After two successive attacks in past weeks in the capitals of Mali and Burkina Faso, Senegal’s Interior Minister Abdoulaye Daouda Diallo said “the surge of terrorist groups shows the international community must fight terrorism everywhere with the same combativity.”
Speaking at talks on a four-year French funding plan against terrorism, he said the only way forward was to “strengthen our cooperation” and “share our means.”
France’s ambassador to Senegal, Jean-Felix Paganon, who attended the meeting, said cooperation in the fight against the Islamist threat “calls for regional and international cooperation.”
At a separate meeting with the media, US ambassador James Zumwalt said “the Senegalese are very eager to partner with us and work with us because they obviously are concerned about the possibilities of terrorist incidents and also worried about radical extremism here in Senegal.”
Senegal, like Mali and Burkina Faso which were hit by deadly Islamist attacks in December and January, is a majority Muslim nation though it has so far been free of extremist jihadist attacks.
“The threat is no greater now than it was before the attack in Burkina Faso, it’s the same threat. And the Senegalese capability is the same capability that they had before,” the US diplomat said, referring to the January 15 attack against hotels and cafes popular with foreigners in the Burkina capital Ouagadougou that left 30 dead.
Both that attack and the one in Bamako in December were claimed by Al-Qaeda in the Islamic Maghreb (AQIM).
“There’s more awareness now about those threats and we clearly want to work very closely with Senegal to help them increase their capacity to respond, either pre or post attack, to a terrorist incident,” he added.

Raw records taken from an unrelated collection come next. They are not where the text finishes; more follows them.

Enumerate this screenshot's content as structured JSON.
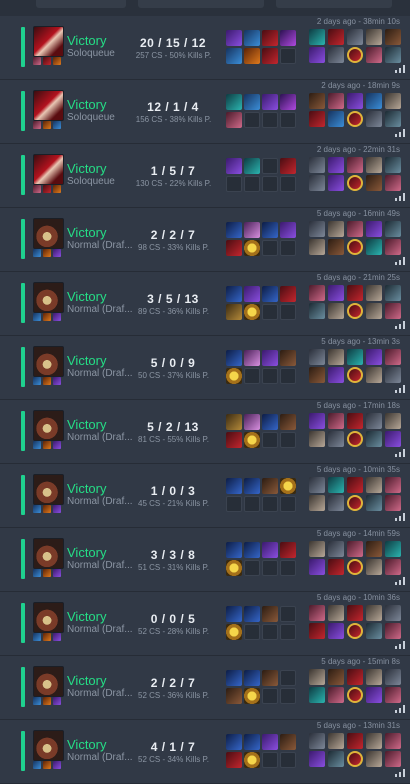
{
  "colors": {
    "victory": "#25de86",
    "accent": "#1fd18f",
    "background": "#2a313c",
    "row": "#313946"
  },
  "matches": [
    {
      "champion": "katarina-portrait-icon",
      "result": "Victory",
      "mode": "Soloqueue",
      "kda": "20 / 15 / 12",
      "cs": "257 CS - 50% Kills P.",
      "time": "2 days ago - 38min 10s",
      "items": [
        "violet",
        "blue",
        "crimson",
        "purple",
        "blue",
        "orange",
        "crimson",
        ""
      ],
      "players": [
        "teal",
        "crimson",
        "slate",
        "gray",
        "brown",
        "violet",
        "slate",
        "crimson",
        "rose",
        "steel"
      ],
      "spells": [
        "rose",
        "crimson",
        "orange"
      ]
    },
    {
      "champion": "katarina-portrait-icon",
      "result": "Victory",
      "mode": "Soloqueue",
      "kda": "12 / 1 / 4",
      "cs": "156 CS - 38% Kills P.",
      "time": "2 days ago - 18min 9s",
      "items": [
        "teal",
        "blue",
        "violet",
        "purple",
        "rose",
        "",
        "",
        ""
      ],
      "players": [
        "brown",
        "rose",
        "violet",
        "blue",
        "gray",
        "crimson",
        "blue",
        "crimson",
        "slate",
        "steel"
      ],
      "spells": [
        "rose",
        "orange",
        "blue"
      ]
    },
    {
      "champion": "katarina-portrait-icon",
      "result": "Victory",
      "mode": "Soloqueue",
      "kda": "1 / 5 / 7",
      "cs": "130 CS - 22% Kills P.",
      "time": "2 days ago - 22min 31s",
      "items": [
        "violet",
        "teal",
        "",
        "crimson",
        "",
        "",
        "",
        ""
      ],
      "players": [
        "slate",
        "violet",
        "rose",
        "gray",
        "steel",
        "slate",
        "violet",
        "crimson",
        "brown",
        "rose"
      ],
      "spells": [
        "rose",
        "crimson",
        "orange"
      ]
    },
    {
      "champion": "aurelion-portrait-icon",
      "result": "Victory",
      "mode": "Normal (Draf...",
      "kda": "2 / 2 / 7",
      "cs": "98 CS - 33% Kills P.",
      "time": "5 days ago - 16min 49s",
      "items": [
        "navy",
        "pink",
        "navy",
        "violet",
        "crimson",
        "gold",
        "",
        ""
      ],
      "players": [
        "slate",
        "gray",
        "rose",
        "violet",
        "steel",
        "gray",
        "brown",
        "crimson",
        "teal",
        "rose"
      ],
      "spells": [
        "blue",
        "orange",
        "violet"
      ]
    },
    {
      "champion": "aurelion-portrait-icon",
      "result": "Victory",
      "mode": "Normal (Draf...",
      "kda": "3 / 5 / 13",
      "cs": "89 CS - 36% Kills P.",
      "time": "5 days ago - 21min 25s",
      "items": [
        "navy",
        "violet",
        "navy",
        "crimson",
        "olive",
        "gold",
        "",
        ""
      ],
      "players": [
        "rose",
        "violet",
        "crimson",
        "gray",
        "steel",
        "steel",
        "gray",
        "crimson",
        "gray",
        "rose"
      ],
      "spells": [
        "blue",
        "orange",
        "violet"
      ]
    },
    {
      "champion": "aurelion-portrait-icon",
      "result": "Victory",
      "mode": "Normal (Draf...",
      "kda": "5 / 0 / 9",
      "cs": "50 CS - 37% Kills P.",
      "time": "5 days ago - 13min 3s",
      "items": [
        "navy",
        "pink",
        "violet",
        "brown",
        "gold",
        "",
        "",
        ""
      ],
      "players": [
        "slate",
        "gray",
        "teal",
        "violet",
        "rose",
        "brown",
        "violet",
        "crimson",
        "gray",
        "slate"
      ],
      "spells": [
        "blue",
        "orange",
        "violet"
      ]
    },
    {
      "champion": "aurelion-portrait-icon",
      "result": "Victory",
      "mode": "Normal (Draf...",
      "kda": "5 / 2 / 13",
      "cs": "81 CS - 55% Kills P.",
      "time": "5 days ago - 17min 18s",
      "items": [
        "olive",
        "pink",
        "navy",
        "brown",
        "crimson",
        "gold",
        "",
        ""
      ],
      "players": [
        "violet",
        "rose",
        "crimson",
        "slate",
        "gray",
        "gray",
        "slate",
        "crimson",
        "steel",
        "violet"
      ],
      "spells": [
        "blue",
        "orange",
        "violet"
      ]
    },
    {
      "champion": "aurelion-portrait-icon",
      "result": "Victory",
      "mode": "Normal (Draf...",
      "kda": "1 / 0 / 3",
      "cs": "45 CS - 21% Kills P.",
      "time": "5 days ago - 10min 35s",
      "items": [
        "navy",
        "navy",
        "brown",
        "gold",
        "",
        "",
        "",
        ""
      ],
      "players": [
        "slate",
        "teal",
        "crimson",
        "gray",
        "rose",
        "gray",
        "slate",
        "crimson",
        "steel",
        "rose"
      ],
      "spells": [
        "blue",
        "orange",
        "violet"
      ]
    },
    {
      "champion": "aurelion-portrait-icon",
      "result": "Victory",
      "mode": "Normal (Draf...",
      "kda": "3 / 3 / 8",
      "cs": "51 CS - 31% Kills P.",
      "time": "5 days ago - 14min 59s",
      "items": [
        "navy",
        "navy",
        "violet",
        "crimson",
        "gold",
        "",
        "",
        ""
      ],
      "players": [
        "gray",
        "slate",
        "rose",
        "brown",
        "teal",
        "violet",
        "crimson",
        "crimson",
        "gray",
        "rose"
      ],
      "spells": [
        "blue",
        "orange",
        "violet"
      ]
    },
    {
      "champion": "aurelion-portrait-icon",
      "result": "Victory",
      "mode": "Normal (Draf...",
      "kda": "0 / 0 / 5",
      "cs": "52 CS - 28% Kills P.",
      "time": "5 days ago - 10min 36s",
      "items": [
        "navy",
        "navy",
        "brown",
        "",
        "gold",
        "",
        "",
        ""
      ],
      "players": [
        "rose",
        "gray",
        "crimson",
        "gray",
        "slate",
        "crimson",
        "violet",
        "crimson",
        "steel",
        "rose"
      ],
      "spells": [
        "blue",
        "orange",
        "violet"
      ]
    },
    {
      "champion": "aurelion-portrait-icon",
      "result": "Victory",
      "mode": "Normal (Draf...",
      "kda": "2 / 2 / 7",
      "cs": "52 CS - 36% Kills P.",
      "time": "5 days ago - 15min 8s",
      "items": [
        "navy",
        "navy",
        "brown",
        "",
        "brown",
        "gold",
        "",
        ""
      ],
      "players": [
        "gray",
        "brown",
        "crimson",
        "gray",
        "slate",
        "teal",
        "rose",
        "crimson",
        "violet",
        "rose"
      ],
      "spells": [
        "blue",
        "orange",
        "violet"
      ]
    },
    {
      "champion": "aurelion-portrait-icon",
      "result": "Victory",
      "mode": "Normal (Draf...",
      "kda": "4 / 1 / 7",
      "cs": "52 CS - 34% Kills P.",
      "time": "5 days ago - 13min 31s",
      "items": [
        "navy",
        "navy",
        "violet",
        "brown",
        "crimson",
        "gold",
        "",
        ""
      ],
      "players": [
        "slate",
        "gray",
        "crimson",
        "gray",
        "rose",
        "violet",
        "steel",
        "crimson",
        "gray",
        "rose"
      ],
      "spells": [
        "blue",
        "orange",
        "violet"
      ]
    }
  ]
}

He said an upcoming three-week joint military exercise between Africa, US and European troops, known as Flintlock and starting next week in Senegal and Mauritania would aim to help a country’s respond to an Islamist attack.
Around a dozen people, including several Muslim preachers, were arrested in November in Senegal for “links to AQIM and Islamic State”, a Senegalese security source told AFP.